{-# LANGUAGE MultiParamTypeClasses #-} {-# LANGUAGE TypeFamilies #-} module Numeric where import qualified Prelude import Prelude (Int, Integer, toInteger, negate) -- These types and functions will be available without the need to be prefixed by "Prelude." import Data.Time class Subtractive t1 t2 where type Difference t1 t2 :: * -- This is just a fancy way of saying that the combination of "Difference" and two types is meant to represent another type (-) :: t1 -> t2 -> Difference t1 t2 -- In Haskell the type "Integer" represents arbitrarily large integers. They are like "BigInteger" in .NET or Java. Our implementation of (-) is exactly the same as Prelude's in this case. instance Subtractive Integer Integer where type Difference Integer Integer = Integer (-) = (Prelude.-) instance Subtractive Int Int where type Difference Int Int = Integer;-- Here we say that the Difference between two Ints is an Integer, because no matter how small two Ints are, their difference is always representable as an Integer a - b = (toInteger a) - (toInteger b) -- Let's just enjoy ourselves a little and put in some date and time types in the mix instance Subtractive UTCTime NominalDiffTime where type Difference UTCTime NominalDiffTime = UTCTime a - b = addUTCTime (negate b) a -- The function below works for any two types t1 and t2 which allow for (t1 - t2). It takes in a list of tuples and returns a list of the differences between the two elements in each tuple. someGenericDifferenceFunction :: Subtractive t1 t2 => [(t1, t2)] -> [Difference t1 t2] someGenericDifferenceFunction [] = [] someGenericDifferenceFunction ((a, b) : xs) = (a - b) : someGenericDifferenceFunction xs -- Quick reminder: ":" is a function that takes an element and a list and prepends the element into the list

The example above is still incomplete: we need instances of `Subtractive Integer Int`

and `Subtractive Int Integer`

for this API to become more practical. This is left to the reader, however. Meanwhile, let’s try this out in *ghci*:

terminal> ghci

ghci> :l Numeric.hs

*Numeric> let list = [(1, 2), (5, 5), (10, 3)] :: [(Int, Int)] -- We need to specify the type of "list" because literals could be any type that implements "Num", including Int and Integer.

*Numeric> let difs = someGenericDifferenceFunction list
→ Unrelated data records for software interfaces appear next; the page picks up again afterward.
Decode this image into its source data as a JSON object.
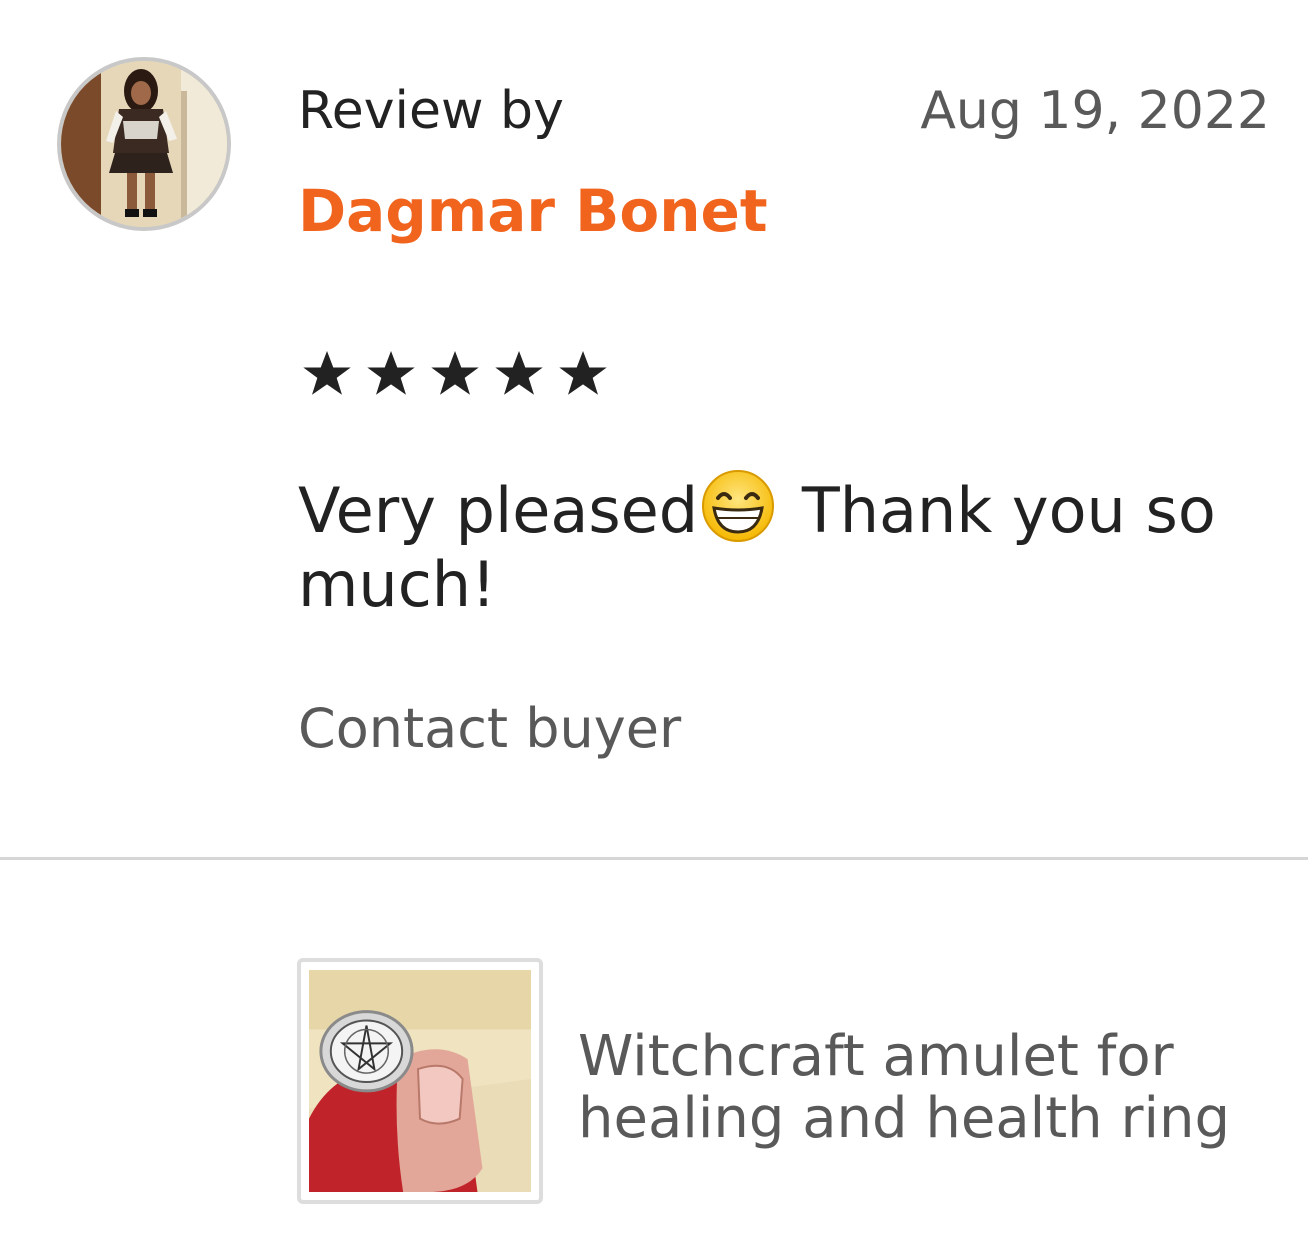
{
  "review": {
    "review_by_label": "Review by",
    "reviewer_name": "Dagmar Bonet",
    "date": "Aug 19, 2022",
    "rating": 5,
    "rating_max": 5,
    "text_before_emoji": "Very pleased",
    "emoji": "grinning-face-with-smiling-eyes",
    "text_after_emoji": " Thank you so much!",
    "contact_label": "Contact buyer"
  },
  "product": {
    "title": "Witchcraft amulet for healing and health ring"
  },
  "colors": {
    "reviewer_name": "#f1641e",
    "primary_text": "#222222",
    "secondary_text": "#595959",
    "divider": "#d6d6d6"
  }
}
*Numeric> difs

[-1,0,7]

*Numeric> :t difs

difs :: [Integer]

C# is great and a lot of what we achieved with Haskell could be achieved through an `ISubtractive<T, T2, TResult>`

, if only we could make existing types implement it. We could also create structs that simply wrap existing types and write implicit coercion rules from (and to) them, making these new types implement our custom interfaces, and *make a lot of things possible with that*, but we wouldn’t be able to pass an instance of `IEnumerable<WrapperType>`

as a replacement for a `IEnumerable<WrappedType>`

without explicit casting, for example, and we’d also have to watch out and stay away from built-in arithmetic operators, since they might no longer obey the relations between types specified through the interfaces (we might want `int + int = BigInteger`

).

So that’s it. I hope you’ve enjoyed your reading, but most of all I hope any C# or Java (or any other mainstream language) developer that reads this gives Haskell a shot. It really is an amazing language.

Any comments and corrections are very welcome!